From the first line to the last, repeat the data below exactly.

-- Supplied records follows --

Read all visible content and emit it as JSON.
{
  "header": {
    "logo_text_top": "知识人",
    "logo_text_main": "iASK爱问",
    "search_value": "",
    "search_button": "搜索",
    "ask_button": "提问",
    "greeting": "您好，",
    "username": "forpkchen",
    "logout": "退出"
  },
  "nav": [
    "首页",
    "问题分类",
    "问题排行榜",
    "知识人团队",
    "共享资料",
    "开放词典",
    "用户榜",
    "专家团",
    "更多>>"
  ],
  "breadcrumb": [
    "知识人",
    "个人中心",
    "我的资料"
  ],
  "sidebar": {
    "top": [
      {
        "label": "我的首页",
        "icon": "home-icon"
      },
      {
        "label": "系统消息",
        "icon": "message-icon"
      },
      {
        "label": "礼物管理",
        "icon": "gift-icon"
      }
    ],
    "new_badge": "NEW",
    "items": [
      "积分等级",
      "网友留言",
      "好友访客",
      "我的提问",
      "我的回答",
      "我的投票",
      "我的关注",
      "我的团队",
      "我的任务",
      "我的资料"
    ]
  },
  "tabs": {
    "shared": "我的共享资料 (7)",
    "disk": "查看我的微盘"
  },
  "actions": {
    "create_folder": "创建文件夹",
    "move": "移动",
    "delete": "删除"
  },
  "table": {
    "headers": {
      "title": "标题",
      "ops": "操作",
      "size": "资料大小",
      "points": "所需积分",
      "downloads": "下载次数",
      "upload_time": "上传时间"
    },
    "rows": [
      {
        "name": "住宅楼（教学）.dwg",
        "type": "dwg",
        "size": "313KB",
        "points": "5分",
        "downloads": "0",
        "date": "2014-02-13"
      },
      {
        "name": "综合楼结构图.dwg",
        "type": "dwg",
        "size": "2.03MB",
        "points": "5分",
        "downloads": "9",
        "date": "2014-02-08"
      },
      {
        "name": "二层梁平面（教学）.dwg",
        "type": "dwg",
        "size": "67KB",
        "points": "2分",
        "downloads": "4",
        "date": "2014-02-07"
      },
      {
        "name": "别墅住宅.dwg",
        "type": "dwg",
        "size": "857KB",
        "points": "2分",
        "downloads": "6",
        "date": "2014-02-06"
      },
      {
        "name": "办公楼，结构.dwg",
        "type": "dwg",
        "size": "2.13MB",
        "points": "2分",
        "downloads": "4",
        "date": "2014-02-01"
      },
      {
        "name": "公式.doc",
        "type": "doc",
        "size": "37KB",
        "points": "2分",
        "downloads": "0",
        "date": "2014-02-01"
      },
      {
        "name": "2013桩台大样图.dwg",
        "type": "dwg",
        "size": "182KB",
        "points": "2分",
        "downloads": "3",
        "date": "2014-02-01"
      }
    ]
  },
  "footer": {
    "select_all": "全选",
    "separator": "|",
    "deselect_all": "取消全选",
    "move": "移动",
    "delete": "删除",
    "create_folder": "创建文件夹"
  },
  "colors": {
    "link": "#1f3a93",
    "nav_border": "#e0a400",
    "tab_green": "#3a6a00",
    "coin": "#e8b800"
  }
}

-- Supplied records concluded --

Solution for this task:
Read all visible content and emit it as JSON.
{
  "header": {
    "logo_text_top": "知识人",
    "logo_text_main": "iASK爱问",
    "search_value": "",
    "search_button": "搜索",
    "ask_button": "提问",
    "greeting": "您好，",
    "username": "forpkchen",
    "logout": "退出"
  },
  "nav": [
    "首页",
    "问题分类",
    "问题排行榜",
    "知识人团队",
    "共享资料",
    "开放词典",
    "用户榜",
    "专家团",
    "更多>>"
  ],
  "breadcrumb": [
    "知识人",
    "个人中心",
    "我的资料"
  ],
  "sidebar": {
    "top": [
      {
        "label": "我的首页",
        "icon": "home-icon"
      },
      {
        "label": "系统消息",
        "icon": "message-icon"
      },
      {
        "label": "礼物管理",
        "icon": "gift-icon"
      }
    ],
    "new_badge": "NEW",
    "items": [
      "积分等级",
      "网友留言",
      "好友访客",
      "我的提问",
      "我的回答",
      "我的投票",
      "我的关注",
      "我的团队",
      "我的任务",
      "我的资料"
    ]
  },
  "tabs": {
    "shared": "我的共享资料 (7)",
    "disk": "查看我的微盘"
  },
  "actions": {
    "create_folder": "创建文件夹",
    "move": "移动",
    "delete": "删除"
  },
  "table": {
    "headers": {
      "title": "标题",
      "ops": "操作",
      "size": "资料大小",
      "points": "所需积分",
      "downloads": "下载次数",
      "upload_time": "上传时间"
    },
    "rows": [
      {
        "name": "住宅楼（教学）.dwg",
        "type": "dwg",
        "size": "313KB",
        "points": "5分",
        "downloads": "0",
        "date": "2014-02-13"
      },
      {
        "name": "综合楼结构图.dwg",
        "type": "dwg",
        "size": "2.03MB",
        "points": "5分",
        "downloads": "9",
        "date": "2014-02-08"
      },
      {
        "name": "二层梁平面（教学）.dwg",
        "type": "dwg",
        "size": "67KB",
        "points": "2分",
        "downloads": "4",
        "date": "2014-02-07"
      },
      {
        "name": "别墅住宅.dwg",
        "type": "dwg",
        "size": "857KB",
        "points": "2分",
        "downloads": "6",
        "date": "2014-02-06"
      },
      {
        "name": "办公楼，结构.dwg",
        "type": "dwg",
        "size": "2.13MB",
        "points": "2分",
        "downloads": "4",
        "date": "2014-02-01"
      },
      {
        "name": "公式.doc",
        "type": "doc",
        "size": "37KB",
        "points": "2分",
        "downloads": "0",
        "date": "2014-02-01"
      },
      {
        "name": "2013桩台大样图.dwg",
        "type": "dwg",
        "size": "182KB",
        "points": "2分",
        "downloads": "3",
        "date": "2014-02-01"
      }
    ]
  },
  "footer": {
    "select_all": "全选",
    "separator": "|",
    "deselect_all": "取消全选",
    "move": "移动",
    "delete": "删除",
    "create_folder": "创建文件夹"
  },
  "colors": {
    "link": "#1f3a93",
    "nav_border": "#e0a400",
    "tab_green": "#3a6a00",
    "coin": "#e8b800"
  }
}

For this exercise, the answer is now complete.